Three people died, all in their 80s, according to the daily Covid bulletin, raising the April death toll to 21 and 277 since the pandemic started.

The health ministry said that two were male, aged 80 and 85, and an 87 year old woman, all with underlying health issues and all of whom had not been vaccinated.

To date, 183 have been men (66%) and 94 women, with an average age of 78.

The number of hospital admissions continued to rise, reaching a new high of 232 patients, up from 228 the day before, of whom 63 are in a critical state, unchanged since Tuesday.

Some 50,287 PCR and antigen rapid tests were conducted, which based on the 602 new cases of SARS-CoV-2, generated a test positivity rate of 1.20%, marginally down from Tuesday’s 1.21%, but still significantly higher than the benchmark 1.00%.

In all, Cyprus has had 53,254 infections during the past 13 months.

About 120 were diagnosed through contact tracing, 172 from private lab and hospital tests, and 310 were identified from the national rapid testing programme.

Of these, 92 were in Limassol (test positivity rate 0.95%), 70 in Nicosia (0.59%), 59 in Larnaca (1.04%), 19 in Paphos (0.56%) and 12 in Famagusta district (0.59%).

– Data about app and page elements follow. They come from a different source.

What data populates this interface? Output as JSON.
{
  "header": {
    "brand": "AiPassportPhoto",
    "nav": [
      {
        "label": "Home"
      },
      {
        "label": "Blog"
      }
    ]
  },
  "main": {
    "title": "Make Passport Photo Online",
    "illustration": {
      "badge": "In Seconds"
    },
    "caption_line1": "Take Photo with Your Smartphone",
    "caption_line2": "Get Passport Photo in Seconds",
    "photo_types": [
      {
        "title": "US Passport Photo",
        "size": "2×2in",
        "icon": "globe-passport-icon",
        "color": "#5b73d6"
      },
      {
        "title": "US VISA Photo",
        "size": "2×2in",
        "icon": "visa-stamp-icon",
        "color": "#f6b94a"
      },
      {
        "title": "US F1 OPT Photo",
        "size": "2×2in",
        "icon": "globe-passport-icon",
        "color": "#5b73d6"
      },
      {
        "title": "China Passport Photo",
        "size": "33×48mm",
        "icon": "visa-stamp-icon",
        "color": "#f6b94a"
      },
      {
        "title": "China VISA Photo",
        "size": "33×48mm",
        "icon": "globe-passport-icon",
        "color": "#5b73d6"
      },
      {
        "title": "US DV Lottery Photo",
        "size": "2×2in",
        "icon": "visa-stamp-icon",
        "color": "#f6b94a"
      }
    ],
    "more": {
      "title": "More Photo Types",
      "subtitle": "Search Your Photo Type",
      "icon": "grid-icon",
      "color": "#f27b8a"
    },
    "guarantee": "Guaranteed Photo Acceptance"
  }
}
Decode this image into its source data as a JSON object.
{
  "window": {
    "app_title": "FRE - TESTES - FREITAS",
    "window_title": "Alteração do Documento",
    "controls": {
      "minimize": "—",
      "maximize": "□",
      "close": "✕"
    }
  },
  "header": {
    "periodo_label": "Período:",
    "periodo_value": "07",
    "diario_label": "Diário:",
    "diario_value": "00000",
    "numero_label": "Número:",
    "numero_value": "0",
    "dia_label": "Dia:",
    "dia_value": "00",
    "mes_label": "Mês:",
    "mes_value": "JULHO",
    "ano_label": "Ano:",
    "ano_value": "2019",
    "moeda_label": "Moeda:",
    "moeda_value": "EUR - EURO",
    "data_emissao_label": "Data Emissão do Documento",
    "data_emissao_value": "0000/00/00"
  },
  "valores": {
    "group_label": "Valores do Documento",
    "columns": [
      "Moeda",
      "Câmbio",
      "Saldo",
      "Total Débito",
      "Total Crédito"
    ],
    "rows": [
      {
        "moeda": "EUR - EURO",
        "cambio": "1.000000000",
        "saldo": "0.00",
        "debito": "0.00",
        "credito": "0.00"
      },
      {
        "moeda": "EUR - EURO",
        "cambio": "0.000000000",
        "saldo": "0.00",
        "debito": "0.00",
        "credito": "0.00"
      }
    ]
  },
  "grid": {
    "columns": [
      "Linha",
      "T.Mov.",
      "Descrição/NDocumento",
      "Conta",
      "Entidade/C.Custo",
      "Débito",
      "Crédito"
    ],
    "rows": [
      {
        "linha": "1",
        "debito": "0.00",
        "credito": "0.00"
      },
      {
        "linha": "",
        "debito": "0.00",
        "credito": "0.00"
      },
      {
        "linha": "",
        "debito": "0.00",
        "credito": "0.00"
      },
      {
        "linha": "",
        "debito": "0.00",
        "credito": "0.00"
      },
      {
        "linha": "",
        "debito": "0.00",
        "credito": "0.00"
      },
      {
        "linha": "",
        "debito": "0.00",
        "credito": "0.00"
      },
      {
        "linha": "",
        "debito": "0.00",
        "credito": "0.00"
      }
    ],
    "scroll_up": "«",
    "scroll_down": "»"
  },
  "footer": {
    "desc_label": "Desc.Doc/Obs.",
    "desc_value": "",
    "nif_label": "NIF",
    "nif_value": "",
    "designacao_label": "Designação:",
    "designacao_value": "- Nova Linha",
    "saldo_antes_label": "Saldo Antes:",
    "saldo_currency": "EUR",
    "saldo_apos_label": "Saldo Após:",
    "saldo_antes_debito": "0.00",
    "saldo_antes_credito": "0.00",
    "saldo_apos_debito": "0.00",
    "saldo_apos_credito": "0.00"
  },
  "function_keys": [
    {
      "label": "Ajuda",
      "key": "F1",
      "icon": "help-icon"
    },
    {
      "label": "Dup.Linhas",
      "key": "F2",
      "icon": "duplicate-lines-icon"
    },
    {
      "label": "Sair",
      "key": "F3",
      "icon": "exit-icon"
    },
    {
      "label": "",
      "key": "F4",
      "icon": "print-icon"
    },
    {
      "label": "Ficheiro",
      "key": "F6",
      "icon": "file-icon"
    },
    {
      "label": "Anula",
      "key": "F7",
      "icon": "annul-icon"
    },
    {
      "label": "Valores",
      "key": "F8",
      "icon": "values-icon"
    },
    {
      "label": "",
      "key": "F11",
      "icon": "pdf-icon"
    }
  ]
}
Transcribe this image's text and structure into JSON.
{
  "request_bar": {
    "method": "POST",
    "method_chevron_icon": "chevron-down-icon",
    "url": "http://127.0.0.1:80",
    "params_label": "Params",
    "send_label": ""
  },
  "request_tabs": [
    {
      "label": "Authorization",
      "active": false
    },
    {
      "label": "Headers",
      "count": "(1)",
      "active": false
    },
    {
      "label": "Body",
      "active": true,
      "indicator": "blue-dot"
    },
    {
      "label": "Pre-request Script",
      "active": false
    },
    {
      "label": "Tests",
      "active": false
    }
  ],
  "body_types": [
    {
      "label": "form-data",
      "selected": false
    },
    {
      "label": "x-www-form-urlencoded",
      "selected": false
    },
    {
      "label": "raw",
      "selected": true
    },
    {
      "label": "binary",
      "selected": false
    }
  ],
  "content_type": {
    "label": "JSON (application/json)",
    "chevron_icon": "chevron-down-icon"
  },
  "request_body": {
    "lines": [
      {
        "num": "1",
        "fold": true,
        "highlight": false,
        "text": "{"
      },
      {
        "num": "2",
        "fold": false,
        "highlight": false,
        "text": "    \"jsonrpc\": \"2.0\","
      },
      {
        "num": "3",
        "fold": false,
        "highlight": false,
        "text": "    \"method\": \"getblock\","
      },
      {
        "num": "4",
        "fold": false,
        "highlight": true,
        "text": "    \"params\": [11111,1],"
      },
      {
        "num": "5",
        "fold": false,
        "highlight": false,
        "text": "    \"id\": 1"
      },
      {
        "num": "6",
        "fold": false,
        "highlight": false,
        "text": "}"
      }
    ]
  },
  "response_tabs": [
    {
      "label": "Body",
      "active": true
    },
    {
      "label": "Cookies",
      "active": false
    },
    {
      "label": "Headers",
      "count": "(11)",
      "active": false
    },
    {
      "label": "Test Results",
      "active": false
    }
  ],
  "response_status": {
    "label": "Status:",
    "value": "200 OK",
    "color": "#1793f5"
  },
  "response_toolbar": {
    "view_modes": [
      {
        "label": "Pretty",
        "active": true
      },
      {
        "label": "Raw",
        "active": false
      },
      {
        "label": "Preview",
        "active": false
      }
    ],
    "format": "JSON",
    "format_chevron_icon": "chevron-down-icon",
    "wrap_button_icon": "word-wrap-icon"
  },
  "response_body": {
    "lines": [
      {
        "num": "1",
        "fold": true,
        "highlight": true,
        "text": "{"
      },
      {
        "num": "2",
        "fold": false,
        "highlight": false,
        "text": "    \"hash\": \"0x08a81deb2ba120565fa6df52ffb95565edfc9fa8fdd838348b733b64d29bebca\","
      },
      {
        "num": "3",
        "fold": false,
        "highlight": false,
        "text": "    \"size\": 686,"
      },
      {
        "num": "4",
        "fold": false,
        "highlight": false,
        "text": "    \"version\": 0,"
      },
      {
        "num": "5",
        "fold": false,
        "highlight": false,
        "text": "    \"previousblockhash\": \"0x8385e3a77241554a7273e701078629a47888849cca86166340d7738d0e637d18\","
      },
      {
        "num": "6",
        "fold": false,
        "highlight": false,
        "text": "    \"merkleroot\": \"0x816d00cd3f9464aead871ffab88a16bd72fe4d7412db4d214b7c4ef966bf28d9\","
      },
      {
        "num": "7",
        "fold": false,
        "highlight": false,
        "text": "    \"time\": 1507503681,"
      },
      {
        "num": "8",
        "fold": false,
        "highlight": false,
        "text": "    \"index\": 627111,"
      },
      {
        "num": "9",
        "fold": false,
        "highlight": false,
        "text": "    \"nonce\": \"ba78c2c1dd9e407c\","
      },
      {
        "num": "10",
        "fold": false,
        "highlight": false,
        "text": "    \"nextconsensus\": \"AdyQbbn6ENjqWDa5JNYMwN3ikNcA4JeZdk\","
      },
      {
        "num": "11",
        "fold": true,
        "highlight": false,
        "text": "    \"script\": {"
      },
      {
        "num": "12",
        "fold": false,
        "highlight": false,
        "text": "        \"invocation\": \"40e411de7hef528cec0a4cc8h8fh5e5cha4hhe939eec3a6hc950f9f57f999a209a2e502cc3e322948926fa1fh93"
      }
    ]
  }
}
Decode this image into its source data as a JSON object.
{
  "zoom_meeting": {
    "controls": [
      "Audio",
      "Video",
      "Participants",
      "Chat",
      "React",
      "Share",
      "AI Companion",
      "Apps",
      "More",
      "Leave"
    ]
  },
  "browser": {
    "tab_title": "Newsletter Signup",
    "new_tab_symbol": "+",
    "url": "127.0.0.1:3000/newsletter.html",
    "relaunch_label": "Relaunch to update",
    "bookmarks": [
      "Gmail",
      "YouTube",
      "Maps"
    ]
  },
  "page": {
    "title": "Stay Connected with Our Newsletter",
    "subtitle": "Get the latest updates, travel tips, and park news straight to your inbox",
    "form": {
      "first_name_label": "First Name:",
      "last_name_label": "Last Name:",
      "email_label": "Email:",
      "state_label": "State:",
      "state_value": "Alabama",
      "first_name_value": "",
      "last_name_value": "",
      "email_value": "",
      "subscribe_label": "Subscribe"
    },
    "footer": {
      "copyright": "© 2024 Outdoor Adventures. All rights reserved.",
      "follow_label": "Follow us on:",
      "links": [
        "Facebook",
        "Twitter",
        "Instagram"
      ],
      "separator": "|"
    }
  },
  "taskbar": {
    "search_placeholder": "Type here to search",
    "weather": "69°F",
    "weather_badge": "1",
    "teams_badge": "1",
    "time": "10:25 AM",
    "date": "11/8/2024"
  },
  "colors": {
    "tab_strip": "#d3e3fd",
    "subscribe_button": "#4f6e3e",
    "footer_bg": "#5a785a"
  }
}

Two tested positive from 544 test samples taken from residents and workers in retirement homes, three had COVID-19 among 439 pupils in elementary schools and 24 from 9,814 high school students.

All of the 437 samples taken from passengers arriving at Larnaca and Paphos airports were negative.

 

Janssen vaccinations suspended

The health ministry said that 2,400 single-dose vaccines from Johnson & Johnson have been put on hold following a recommendation by the manufacturer, as a precautionary measure in anticipation of the investigation into probable cases of thrombosis that were recorded in the U.S.

At the same time, health officials said that Cyprus may introduce age restrictions on AstraZeneca’s COVID-19 jab administration, following links to very rare blood clotting incidents.

As Europe’s drug regulator (EMA) continues to look into reports of rare blood clots linked to the vaccine, Health Ministry spokesperson Margarita Kyriakou, said one option is to introduce an age limit on the vaccine, much in the fashion of Greece and the UK that have prohibited the administration to people under the age of 30.

Kyriacou said the “ratio of people becoming ill from the AstraZeneca shot is infinitesimal compared to the other risks they face on a day-to-day basis”.

The matter was reportedly taken up by scientists working on Cyprus’ vaccination rollout during their ‘virtual’ meeting on Tuesday.

Scientists could suggest restricting the AstraZeneca jab to people under the age of 59, or even 40.

There is disagreement over other measures that should be taken.

Denmark on Wednesday become the first country to cease administering AstraZeneca entirely, with Bulgaria possibly doing the same.

In the US, infectious disease official Anthony Fauci indicated the jab might not be used.